In transition from its role as a tester of autonomous vehicles, Google’s subsidiary company Google Auto has announced that it will be building 100 prototype self-driving cars. In the past Google Auto has retrofitted Audi, Toyota, and Lexus vehicles for the testing of its autonomous driving technology, but the new prototypes be built from the ground up. They will each have VIN numbers and will be registered as lightweight low-speed vehicles capable of up to 25 mph.
The new vehicles look like a cross between a Smart car and a VW Beetle and will contain up to a 40 horsepower electric motor. What they will not contain are brakes, steering wheels, or accelerator pedals.
Google’s current fleet of autonomous vehicles has logged over 1 million miles of driving while being accompanied by a human operator. Currently, driverless cars must be accompanied by a human driver and are legal for testing in California, Nevada, Michigan, and Florida.
It is uncertain whether the decision to create the Google Auto subsidiary was for the purpose of selling vehicles to the public in the future, or to protect its parent company in the event of lawsuits caused by accidents involving its autonomous vehicles. Google’s fleet of 23 self-driving cars have been involved in 14 minor traffic accidents in recent years, though the company claims that the vehicles were either being manually operated, or the fault was with other drivers.

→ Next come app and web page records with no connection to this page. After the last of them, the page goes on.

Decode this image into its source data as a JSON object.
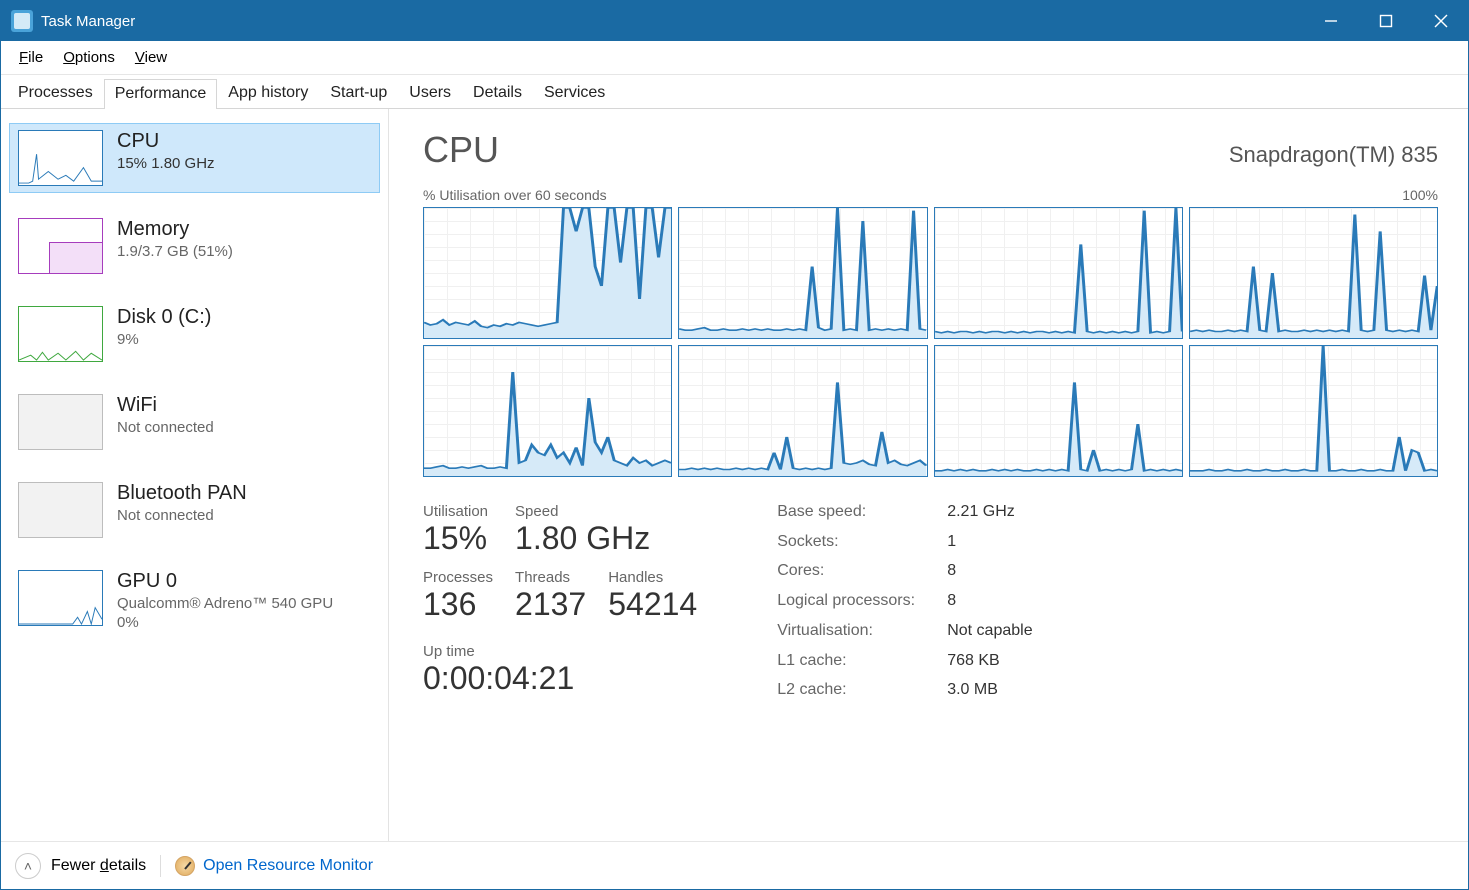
{
  "window": {
    "title": "Task Manager"
  },
  "menu": {
    "file": "File",
    "options": "Options",
    "view": "View"
  },
  "tabs": [
    "Processes",
    "Performance",
    "App history",
    "Start-up",
    "Users",
    "Details",
    "Services"
  ],
  "activeTab": 1,
  "sidebar": {
    "items": [
      {
        "name": "CPU",
        "sub": "15%  1.80 GHz"
      },
      {
        "name": "Memory",
        "sub": "1.9/3.7 GB (51%)"
      },
      {
        "name": "Disk 0 (C:)",
        "sub": "9%"
      },
      {
        "name": "WiFi",
        "sub": "Not connected"
      },
      {
        "name": "Bluetooth PAN",
        "sub": "Not connected"
      },
      {
        "name": "GPU 0",
        "sub": "Qualcomm® Adreno™ 540 GPU",
        "sub2": "0%"
      }
    ]
  },
  "main": {
    "title": "CPU",
    "model": "Snapdragon(TM) 835",
    "chartCaptionLeft": "% Utilisation over 60 seconds",
    "chartCaptionRight": "100%",
    "stats": {
      "utilisationLabel": "Utilisation",
      "utilisation": "15%",
      "speedLabel": "Speed",
      "speed": "1.80 GHz",
      "processesLabel": "Processes",
      "processes": "136",
      "threadsLabel": "Threads",
      "threads": "2137",
      "handlesLabel": "Handles",
      "handles": "54214",
      "uptimeLabel": "Up time",
      "uptime": "0:00:04:21"
    },
    "specs": [
      {
        "label": "Base speed:",
        "value": "2.21 GHz"
      },
      {
        "label": "Sockets:",
        "value": "1"
      },
      {
        "label": "Cores:",
        "value": "8"
      },
      {
        "label": "Logical processors:",
        "value": "8"
      },
      {
        "label": "Virtualisation:",
        "value": "Not capable"
      },
      {
        "label": "L1 cache:",
        "value": "768 KB"
      },
      {
        "label": "L2 cache:",
        "value": "3.0 MB"
      }
    ]
  },
  "footer": {
    "fewerDetails": "Fewer details",
    "openResourceMonitor": "Open Resource Monitor"
  },
  "chart_data": {
    "type": "line",
    "title": "% Utilisation over 60 seconds",
    "xlabel": "",
    "ylabel": "",
    "ylim": [
      0,
      100
    ],
    "series": [
      {
        "name": "Core 0",
        "values": [
          12,
          10,
          11,
          14,
          10,
          12,
          11,
          10,
          13,
          9,
          8,
          10,
          9,
          11,
          10,
          12,
          11,
          10,
          9,
          10,
          11,
          12,
          100,
          100,
          82,
          100,
          100,
          55,
          40,
          100,
          100,
          58,
          100,
          100,
          30,
          100,
          100,
          62,
          100,
          100
        ]
      },
      {
        "name": "Core 1",
        "values": [
          7,
          6,
          6,
          7,
          8,
          6,
          6,
          7,
          6,
          6,
          7,
          6,
          7,
          6,
          7,
          6,
          6,
          7,
          6,
          7,
          6,
          55,
          8,
          6,
          7,
          100,
          6,
          7,
          6,
          90,
          6,
          7,
          6,
          7,
          6,
          7,
          6,
          98,
          7,
          6
        ]
      },
      {
        "name": "Core 2",
        "values": [
          5,
          4,
          5,
          4,
          5,
          5,
          4,
          5,
          4,
          5,
          5,
          4,
          5,
          4,
          5,
          4,
          5,
          5,
          4,
          5,
          4,
          5,
          4,
          72,
          5,
          4,
          5,
          4,
          5,
          4,
          5,
          4,
          5,
          98,
          4,
          5,
          4,
          5,
          100,
          5
        ]
      },
      {
        "name": "Core 3",
        "values": [
          5,
          6,
          5,
          6,
          5,
          5,
          6,
          5,
          6,
          5,
          55,
          6,
          5,
          50,
          5,
          6,
          5,
          5,
          6,
          5,
          6,
          5,
          6,
          5,
          6,
          5,
          95,
          6,
          5,
          6,
          82,
          6,
          5,
          6,
          5,
          6,
          5,
          48,
          6,
          40
        ]
      },
      {
        "name": "Core 4",
        "values": [
          6,
          6,
          7,
          8,
          6,
          6,
          7,
          6,
          7,
          8,
          6,
          6,
          7,
          6,
          80,
          10,
          12,
          24,
          18,
          16,
          24,
          14,
          18,
          10,
          22,
          8,
          60,
          26,
          18,
          30,
          12,
          10,
          8,
          14,
          10,
          12,
          8,
          10,
          12,
          10
        ]
      },
      {
        "name": "Core 5",
        "values": [
          5,
          5,
          6,
          5,
          6,
          5,
          6,
          5,
          5,
          6,
          5,
          6,
          5,
          6,
          5,
          18,
          5,
          30,
          6,
          5,
          6,
          5,
          6,
          5,
          6,
          72,
          10,
          9,
          10,
          12,
          9,
          8,
          34,
          10,
          12,
          9,
          8,
          10,
          12,
          8
        ]
      },
      {
        "name": "Core 6",
        "values": [
          4,
          4,
          5,
          4,
          5,
          4,
          5,
          4,
          4,
          5,
          4,
          5,
          4,
          5,
          4,
          4,
          5,
          4,
          5,
          4,
          5,
          4,
          72,
          5,
          4,
          20,
          4,
          5,
          4,
          5,
          4,
          5,
          40,
          4,
          5,
          4,
          5,
          4,
          5,
          4
        ]
      },
      {
        "name": "Core 7",
        "values": [
          4,
          4,
          4,
          5,
          4,
          4,
          5,
          4,
          4,
          5,
          4,
          4,
          5,
          4,
          4,
          5,
          4,
          4,
          5,
          4,
          4,
          100,
          4,
          4,
          5,
          4,
          4,
          5,
          4,
          4,
          5,
          4,
          4,
          30,
          4,
          20,
          18,
          4,
          5,
          4
        ]
      }
    ]
  }
}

Those who have observed the vehicles in operation notice that they are quite cautious compared to the average driver.
Plans for the release of a self-driving car to the public are estimated to fall on 2017 and beyond, but other automakers have taken notice. Mercedes, Audi, and BMW each recently purchased Nokia’s digital mapping technology “HERE,” the transactions totaling to $3.1 billion. If competing car makers want to have a chance, they have to be able to contend with Google’s more than 10 year experience in digital mapping.